This is actually life changing, as most of the time, people don’t have thoughts, their thoughts have them. Most people have conditioned reflexes to given stimulus (maybe a provocation if you see it that way), a neural pathway is activated and the thought and associated behaviour takes over. The thought has you, you don’t have the thought. This takes away your choice and your control over your own life.
When you make a habit of asking yourself, “is this thought helping me to move forward or is it holding me back”, you start to realise what is happening, you start to weaken and break down the neural pathway governing that thought/reaction and start building a new neural pathway for that given stimulus. You take back control of your own mind. You regain the ability to actually choose your own reaction rather than leaving it on autopilot with a bad neural pathway.
Now from a martial arts/self defence point of view, this is actually huge. You can more easily avoid confrontations or even fights simply by choosing your reaction rather than reacting on autopilot! Kevin O’Hagan summed this up very humorously at one of his seminars. He said (and I paraphrase):
“You’re walking along minding your own business, when somebody calls out, ‘hey Kevin, you’re a f**king wanker’. You have a choice. You can either get angry and challenge them, ‘who the f**k you calling a wanker’, or you can just ask them, ‘how the f**k did you know that’ and walk on”.
OK, that’s a bit tongue in cheek, but it does make the point very well. Giving in to conditioned responses of pride and ego can get you into fights. Even if you win, you could still get hurt and into trouble with the law. It effects how people around you see you and your reputation.
Having the ability to actually chose your response rather than reacting with a conditioned response (neural pathway) gives you options. Do you get into a fight, do you walk/run away, do you set them up for a pre-emptive strike, is there an escape route you hadn’t noticed before, if they’re dangerous and you are unable to escape is there something you can use as a weapon, is there anybody you can ask for help, is there another route you take to avoid dodgy looking characters, are your actions compliant with the law, etc.

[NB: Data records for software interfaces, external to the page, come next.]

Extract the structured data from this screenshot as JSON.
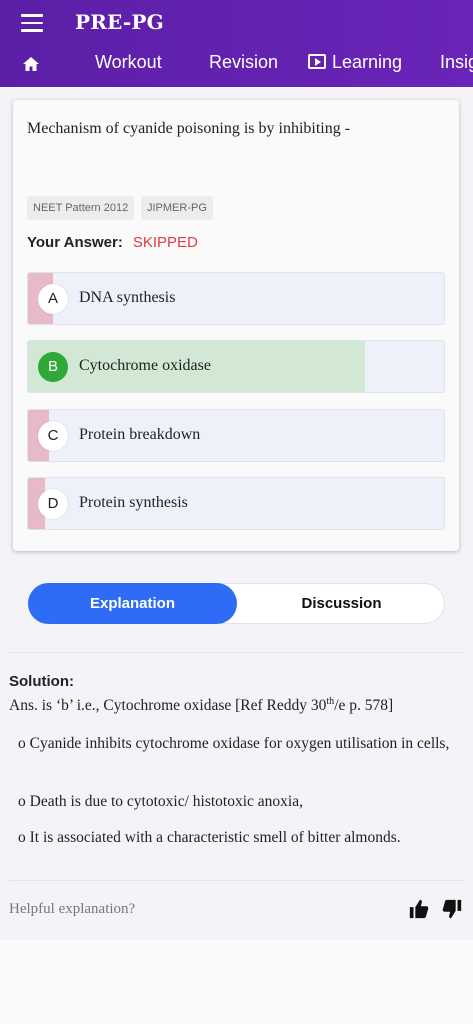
{
  "header": {
    "title": "PRE-PG",
    "tabs": [
      {
        "label": "Workout"
      },
      {
        "label": "Revision"
      },
      {
        "label": "Learning"
      },
      {
        "label": "Insig"
      }
    ]
  },
  "question": {
    "text": "Mechanism of cyanide poisoning is by inhibiting -",
    "tags": [
      "NEET Pattern 2012",
      "JIPMER-PG"
    ],
    "your_answer_label": "Your Answer:",
    "your_answer_value": "SKIPPED",
    "options": [
      {
        "letter": "A",
        "text": "DNA synthesis",
        "percent": 6,
        "color": "#e8b9c6"
      },
      {
        "letter": "B",
        "text": "Cytochrome oxidase",
        "percent": 81,
        "color": "#d2e8d4"
      },
      {
        "letter": "C",
        "text": "Protein breakdown",
        "percent": 5,
        "color": "#e8b9c6"
      },
      {
        "letter": "D",
        "text": "Protein synthesis",
        "percent": 4,
        "color": "#e8b9c6"
      }
    ]
  },
  "toggle": {
    "active": "Explanation",
    "inactive": "Discussion"
  },
  "solution": {
    "title": "Solution:",
    "answer_prefix": "Ans. is ‘b’ i.e., Cytochrome oxidase [Ref Reddy 30",
    "answer_sup": "th",
    "answer_suffix": "/e p. 578]",
    "bullets": [
      "o Cyanide inhibits cytochrome oxidase for oxygen utilisation in cells,",
      "o Death is due to cytotoxic/ histotoxic anoxia,",
      "o It is associated with a characteristic smell of bitter almonds."
    ]
  },
  "feedback": {
    "question": "Helpful explanation?"
  },
  "colors": {
    "header": "#5b1fa6",
    "accent": "#2e6cf6",
    "skipped": "#e03a45",
    "correct": "#2fa83a"
  }
}
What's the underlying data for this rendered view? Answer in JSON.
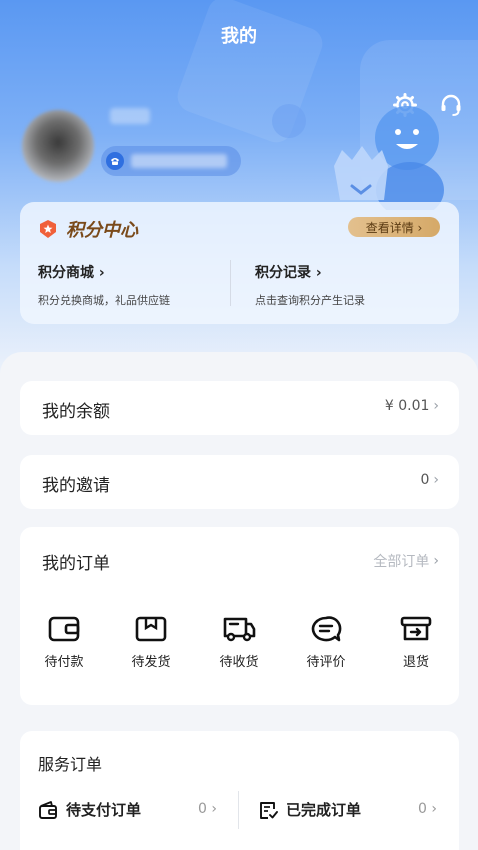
{
  "header": {
    "title": "我的"
  },
  "profile": {
    "avatar_alt": "avatar"
  },
  "points_center": {
    "title": "积分中心",
    "detail_button": "查看详情 ›",
    "left": {
      "title": "积分商城 ›",
      "subtitle": "积分兑换商城，礼品供应链"
    },
    "right": {
      "title": "积分记录 ›",
      "subtitle": "点击查询积分产生记录"
    }
  },
  "balance": {
    "label": "我的余额",
    "value": "¥ 0.01",
    "chevron": "›"
  },
  "invite": {
    "label": "我的邀请",
    "value": "0",
    "chevron": "›"
  },
  "orders": {
    "title": "我的订单",
    "all_link": "全部订单",
    "chevron": "›",
    "items": [
      {
        "label": "待付款",
        "icon": "wallet-icon"
      },
      {
        "label": "待发货",
        "icon": "package-icon"
      },
      {
        "label": "待收货",
        "icon": "truck-icon"
      },
      {
        "label": "待评价",
        "icon": "comment-icon"
      },
      {
        "label": "退货",
        "icon": "return-box-icon"
      }
    ]
  },
  "service_orders": {
    "title": "服务订单",
    "items": [
      {
        "label": "待支付订单",
        "count": "0",
        "chevron": "›",
        "icon": "wallet-icon"
      },
      {
        "label": "已完成订单",
        "count": "0",
        "chevron": "›",
        "icon": "checked-doc-icon"
      }
    ]
  },
  "colors": {
    "primary": "#5a98f2",
    "accent_gold": "#d5a968",
    "points_icon": "#f0603a"
  }
}
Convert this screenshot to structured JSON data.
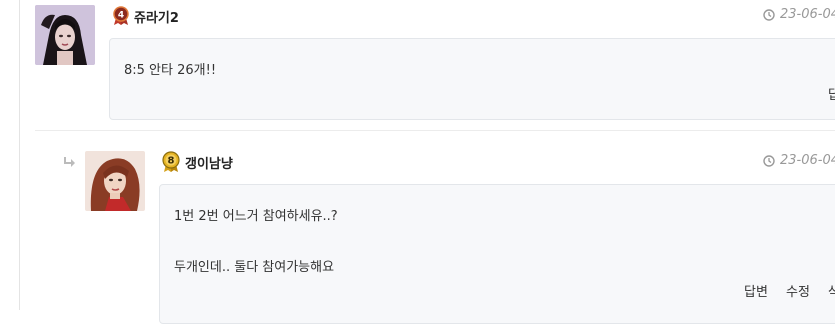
{
  "comments": [
    {
      "nickname": "쥬라기2",
      "level": "4",
      "date": "23-06-04",
      "body_lines": [
        "8:5  안타 26개!!"
      ],
      "actions": [
        "답"
      ]
    },
    {
      "nickname": "갱이남냥",
      "level": "8",
      "date": "23-06-04",
      "body_lines": [
        "1번 2번 어느거 참여하세유..?",
        "두개인데.. 둘다 참여가능해요"
      ],
      "actions": [
        "답변",
        "수정",
        "삭"
      ]
    }
  ],
  "icons": {
    "clock": "clock-icon",
    "reply_arrow": "reply-arrow-icon"
  },
  "colors": {
    "bubble_bg": "#f7f8fa",
    "bubble_border": "#e3e6ea",
    "date_text": "#999999",
    "level4_badge": "#c0392b",
    "level8_badge": "#e6b422"
  }
}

It’s often said that the mind is the most important part of your body in self defence. But how often do you actually train your mind, just your mind? You mind will be trained as a side effect of your physical training, but this is a great exercise to actually train your mind properly so that it can help you react appropriately, rather than having it get your into deeper trouble.